is the foundation of music and language, and the following
“books with a beat” help build a sense of rhythm with lots of
repetition and words, phrases, sounds, or sentences that invite
playful participation! Have fun by exaggerating or drawing out
the sounds, and using different voices (high, low, fast, slow,
nasal), Sometimes you can even add some finger-snapping,
clapping, or thigh-slapping. Babies love it when you tap the
pages making a sound that reinforces the beat. If you are using
these books as a teacher or librarian, be sure to practice
reading them a couple of times first, as they often have
tongue-twisting words and phrases. They are just plain fun, and
draw children into the rhythm of oral language as well as
written words and illustrations.
As always, I recommend you
check your local library for them first. Some are out of print,
but if you really love them and are persistent, you can usually
find them used or even new on the Internet.
Amazon.com is a good place to start.
Bee-Bim Bop, by Linda Sue Park "
Mix-mix rice" is a traditional Korean dish. In
bouncy rhyming text, a hungry child tells of helping her mother
make bee-bim bop: shopping, preparing ingredients, setting the
table, and sitting down to enjoy a favorite meal. The enthusiasm
of the narrator is conveyed in the whimsical illustrations,
which bring details from the artist’s childhood in Korea to his
depiction of a modern Korean-American family. The book includes
Linda Sue’s own bee-bim bop recipe!
Bubble Gum, Bubble Gum, by Lisa E Wheeler
Cha Cha Chimps , by Julia Durango
Irresistible rhymes and lots of repetition make
it hard to not get up and dance as you read this very fun book!
Charlie Parker Played Be Bop, by C Raschka
A favorite with children's librarians!
Chicka Chicka 1, 2, 3, by Bill Marin Jr, Michael Sampson,

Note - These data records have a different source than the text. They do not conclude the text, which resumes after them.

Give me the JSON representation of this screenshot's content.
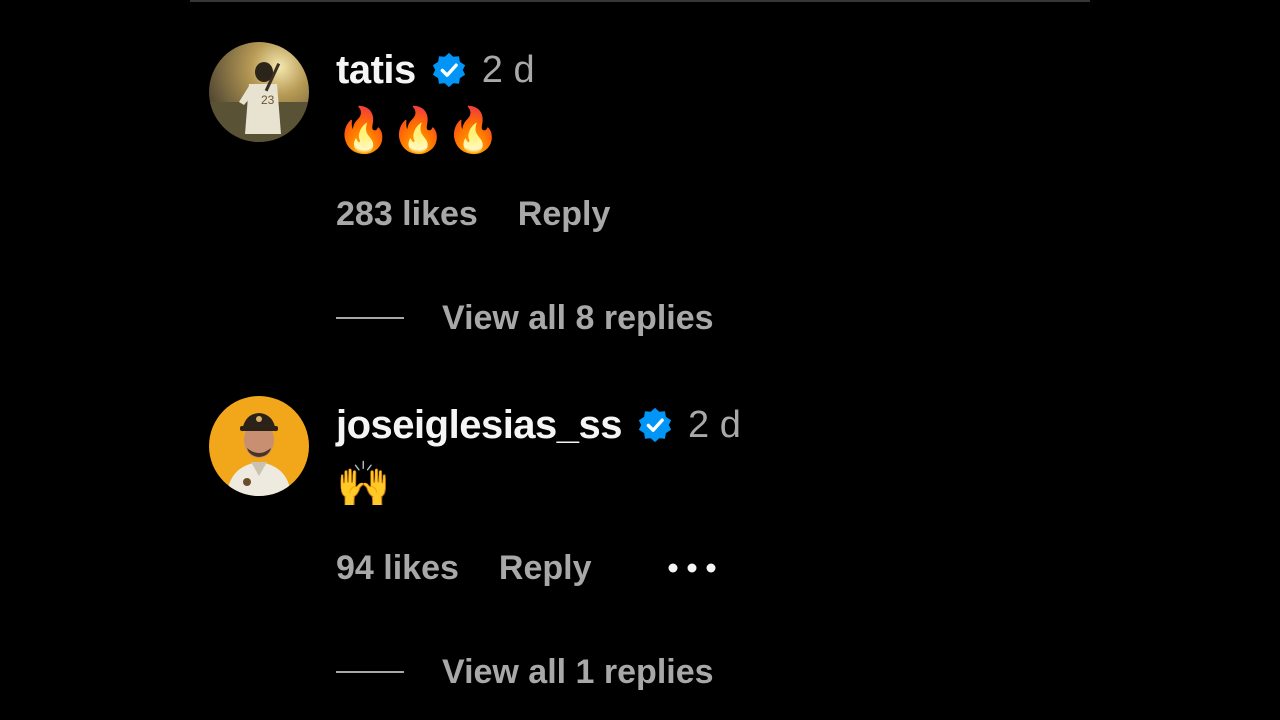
{
  "comments": [
    {
      "username": "tatis",
      "verified": true,
      "timestamp": "2 d",
      "text": "🔥🔥🔥",
      "likes": "283 likes",
      "reply_label": "Reply",
      "view_replies_label": "View all 8 replies",
      "avatar_icon": "avatar-baseball-player"
    },
    {
      "username": "joseiglesias_ss",
      "verified": true,
      "timestamp": "2 d",
      "text": "🙌",
      "likes": "94 likes",
      "reply_label": "Reply",
      "more_icon": "more-options-icon",
      "view_replies_label": "View all 1 replies",
      "avatar_icon": "avatar-baseball-player"
    }
  ],
  "colors": {
    "background": "#000000",
    "primary_text": "#f5f5f5",
    "secondary_text": "#a8a8a8",
    "verified_badge": "#0095f6"
  }
}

and Lois Ehlert
Chicka Chica Boom Boom, by Bill Martin
A classic story with letters of the alphabet as
Chugga-Chugga Choo-Choo, by Kevin Lewis
Follow the toy train as it makes its way around
its young owner’s bedroom and into his bed at bedtime! Lots of
opportunities to use loud, soft, and exuberant voices as the
train moves along ( I repeat each chugga-chugga, choo-choo
because they’re so much fun to say!).
Dan the Taxi Man, by Eric Ode
Ride along with Dan as he picks up all the
members of a cool band to take them to a gig. Sooo much fun
making the sounds of all the jazzy instruments!
Dancing Feet, by Lindsey Craig and Marc Brown
Vibrant illustrations and simple repeated text
packed with rhythm! Be sure to use different voices for the
animals to add to the fun!
Down on the Farm, by Merrily Kutner
Hand, Hand, Fingers, Thumb, by Al Perkins
This book is so rhythmic that you feel like
you're playing the drums just reading it! Very fun!
Jackhammer Sam, by Peter Mandel, illustrated by David
This over-the-top book is a real hit with
construction-loving children, and you can just hear the LOUD
INSTRUSIVE destructive pounding of the jackhammer as the text
takes over your voice in the reading!
Jazzmatazz, by Stephanie Calmenson
Jazz Fly, by Matthew Gollub, illustrated by Karen Hanke
Although this book comes with a CD of the song,
it’s a pretty complex song and the book lends itself to simply
being read with all the wonderful rhythms and sounds!
Monkey and Me, by Emily Gravett
Rap a Tap Tap: Here's Bojangles - Think of That! (Coretta
Scott King Illustrator Honor Books), by Leo and Diane Dillon.
Try this with even the youngest children. You’ll be surprised at
how they are drawn to the repetition and rhythm.
Tanka Tanka Skunk! By Steve Web
This may be the most fun book with a beat ever! By the second
reading children will be loudly joining in with their voices and
their bodies! It’s all about fun with words, and the sounds that
Trashy Town, by Andrea Zimmerman
Although out of print, this has been popular with
children’s librarians and so can usually be found at the
library. Children love following the trash truck around the town
joining Mr. Gilly as he dumps and smashes the trash! Just plain